— WHAT NEEDS TO BE DONE —
Search the records for the string "JSON" and copy every line where it turns up.

[[ RECORDS TO USE open ]]

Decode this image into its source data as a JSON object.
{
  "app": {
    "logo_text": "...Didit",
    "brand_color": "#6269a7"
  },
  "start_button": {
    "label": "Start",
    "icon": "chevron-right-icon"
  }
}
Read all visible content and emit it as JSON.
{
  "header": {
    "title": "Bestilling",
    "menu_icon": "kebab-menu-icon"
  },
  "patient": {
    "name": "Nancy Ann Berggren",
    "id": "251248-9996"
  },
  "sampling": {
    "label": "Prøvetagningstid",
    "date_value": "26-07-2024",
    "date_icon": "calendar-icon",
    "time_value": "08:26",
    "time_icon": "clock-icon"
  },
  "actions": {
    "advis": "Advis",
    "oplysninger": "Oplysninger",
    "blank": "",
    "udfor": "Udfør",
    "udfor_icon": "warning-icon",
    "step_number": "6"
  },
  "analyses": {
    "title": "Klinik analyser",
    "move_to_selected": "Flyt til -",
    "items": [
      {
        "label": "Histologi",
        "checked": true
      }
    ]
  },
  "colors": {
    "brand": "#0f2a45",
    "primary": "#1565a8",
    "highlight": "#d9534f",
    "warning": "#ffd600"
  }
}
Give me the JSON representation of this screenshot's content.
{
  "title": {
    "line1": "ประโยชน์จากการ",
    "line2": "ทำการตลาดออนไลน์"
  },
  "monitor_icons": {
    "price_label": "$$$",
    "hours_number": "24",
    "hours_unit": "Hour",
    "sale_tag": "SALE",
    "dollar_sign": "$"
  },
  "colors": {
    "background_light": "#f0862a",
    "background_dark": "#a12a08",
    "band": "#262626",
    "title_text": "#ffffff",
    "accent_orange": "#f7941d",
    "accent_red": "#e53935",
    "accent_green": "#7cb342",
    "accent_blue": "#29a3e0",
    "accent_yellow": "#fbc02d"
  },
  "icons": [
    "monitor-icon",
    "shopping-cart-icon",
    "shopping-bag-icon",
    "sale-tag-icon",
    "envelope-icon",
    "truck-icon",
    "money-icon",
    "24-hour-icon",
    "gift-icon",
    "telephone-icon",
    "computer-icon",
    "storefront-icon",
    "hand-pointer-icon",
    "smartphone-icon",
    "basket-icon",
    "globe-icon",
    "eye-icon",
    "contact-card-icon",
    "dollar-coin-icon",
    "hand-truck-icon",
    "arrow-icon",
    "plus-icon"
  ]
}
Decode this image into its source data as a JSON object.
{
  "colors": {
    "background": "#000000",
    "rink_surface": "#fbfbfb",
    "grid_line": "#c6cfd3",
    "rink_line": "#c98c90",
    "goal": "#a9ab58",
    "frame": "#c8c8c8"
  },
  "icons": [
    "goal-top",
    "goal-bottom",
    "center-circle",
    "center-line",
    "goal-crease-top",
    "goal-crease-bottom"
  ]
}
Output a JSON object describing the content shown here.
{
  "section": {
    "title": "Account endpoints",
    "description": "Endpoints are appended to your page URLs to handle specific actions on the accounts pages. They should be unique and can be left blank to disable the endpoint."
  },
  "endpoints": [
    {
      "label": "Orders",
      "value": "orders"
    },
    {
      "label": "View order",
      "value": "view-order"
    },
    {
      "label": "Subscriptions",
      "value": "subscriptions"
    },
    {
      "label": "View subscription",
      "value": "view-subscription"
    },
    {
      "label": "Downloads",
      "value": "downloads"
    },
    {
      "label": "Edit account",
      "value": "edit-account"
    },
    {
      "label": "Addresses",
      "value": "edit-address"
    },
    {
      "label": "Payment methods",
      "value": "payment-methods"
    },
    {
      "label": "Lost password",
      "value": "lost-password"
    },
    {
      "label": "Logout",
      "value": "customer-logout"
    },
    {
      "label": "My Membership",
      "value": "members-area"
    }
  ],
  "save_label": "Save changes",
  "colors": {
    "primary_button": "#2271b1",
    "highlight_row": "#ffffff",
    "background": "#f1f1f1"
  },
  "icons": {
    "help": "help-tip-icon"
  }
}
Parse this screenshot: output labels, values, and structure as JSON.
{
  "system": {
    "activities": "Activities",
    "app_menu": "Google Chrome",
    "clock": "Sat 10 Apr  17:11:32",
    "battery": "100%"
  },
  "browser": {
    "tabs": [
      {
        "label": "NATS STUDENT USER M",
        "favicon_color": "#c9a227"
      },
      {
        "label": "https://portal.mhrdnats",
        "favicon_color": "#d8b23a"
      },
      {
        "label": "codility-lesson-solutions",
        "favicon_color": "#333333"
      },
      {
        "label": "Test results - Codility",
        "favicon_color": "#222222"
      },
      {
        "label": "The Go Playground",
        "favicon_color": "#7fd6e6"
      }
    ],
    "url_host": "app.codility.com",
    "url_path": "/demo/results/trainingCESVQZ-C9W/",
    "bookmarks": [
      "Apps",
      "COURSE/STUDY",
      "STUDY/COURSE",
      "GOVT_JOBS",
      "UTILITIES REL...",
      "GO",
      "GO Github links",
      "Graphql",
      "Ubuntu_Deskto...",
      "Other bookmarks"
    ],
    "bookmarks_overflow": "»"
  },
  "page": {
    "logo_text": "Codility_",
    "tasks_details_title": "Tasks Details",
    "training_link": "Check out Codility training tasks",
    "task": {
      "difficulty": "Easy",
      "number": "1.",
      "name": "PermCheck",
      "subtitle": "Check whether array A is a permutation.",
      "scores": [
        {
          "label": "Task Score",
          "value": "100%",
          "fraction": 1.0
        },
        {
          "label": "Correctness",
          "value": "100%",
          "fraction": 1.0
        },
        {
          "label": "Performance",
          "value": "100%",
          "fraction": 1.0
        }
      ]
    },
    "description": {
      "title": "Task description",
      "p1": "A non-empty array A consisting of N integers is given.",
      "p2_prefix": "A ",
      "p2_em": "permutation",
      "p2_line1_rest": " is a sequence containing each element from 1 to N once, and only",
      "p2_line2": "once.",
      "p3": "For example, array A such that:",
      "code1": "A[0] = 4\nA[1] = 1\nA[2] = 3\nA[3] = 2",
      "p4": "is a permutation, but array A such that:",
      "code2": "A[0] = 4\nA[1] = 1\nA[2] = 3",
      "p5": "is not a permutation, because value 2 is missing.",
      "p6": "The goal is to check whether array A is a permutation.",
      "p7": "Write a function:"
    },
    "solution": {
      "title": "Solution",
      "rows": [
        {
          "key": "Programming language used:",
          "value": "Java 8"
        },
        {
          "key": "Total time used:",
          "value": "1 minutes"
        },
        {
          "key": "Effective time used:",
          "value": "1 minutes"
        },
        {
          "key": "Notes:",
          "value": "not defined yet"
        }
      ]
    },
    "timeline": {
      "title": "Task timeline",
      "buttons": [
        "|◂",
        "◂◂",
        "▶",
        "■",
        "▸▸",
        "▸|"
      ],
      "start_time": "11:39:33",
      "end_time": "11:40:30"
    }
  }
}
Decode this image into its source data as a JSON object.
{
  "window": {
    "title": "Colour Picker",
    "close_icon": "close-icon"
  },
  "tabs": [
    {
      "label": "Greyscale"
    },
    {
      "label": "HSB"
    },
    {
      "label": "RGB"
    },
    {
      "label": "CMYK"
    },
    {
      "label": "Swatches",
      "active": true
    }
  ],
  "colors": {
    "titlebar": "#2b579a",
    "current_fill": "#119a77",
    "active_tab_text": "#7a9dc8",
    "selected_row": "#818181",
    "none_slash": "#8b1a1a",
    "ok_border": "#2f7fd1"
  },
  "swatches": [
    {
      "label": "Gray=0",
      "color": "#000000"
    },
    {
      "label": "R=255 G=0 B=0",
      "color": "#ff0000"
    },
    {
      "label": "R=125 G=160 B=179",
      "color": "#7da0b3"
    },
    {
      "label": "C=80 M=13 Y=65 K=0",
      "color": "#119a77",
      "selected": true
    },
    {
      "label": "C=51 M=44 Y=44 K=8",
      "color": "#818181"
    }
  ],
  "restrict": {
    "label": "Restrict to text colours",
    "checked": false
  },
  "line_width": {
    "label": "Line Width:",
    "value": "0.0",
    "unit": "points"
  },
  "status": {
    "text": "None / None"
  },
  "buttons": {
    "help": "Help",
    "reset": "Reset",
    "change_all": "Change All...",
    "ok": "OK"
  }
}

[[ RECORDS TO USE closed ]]

— ANSWER TO THE PROBLEM —
Decode this image into its source data as a JSON object.
Read all visible content and emit it as JSON.
Give me the JSON representation of this screenshot's content.
Decode this image into its source data as a JSON object.
Output a JSON object describing the content shown here.
Parse this screenshot: output labels, values, and structure as JSON.
Decode this image into its source data as a JSON object.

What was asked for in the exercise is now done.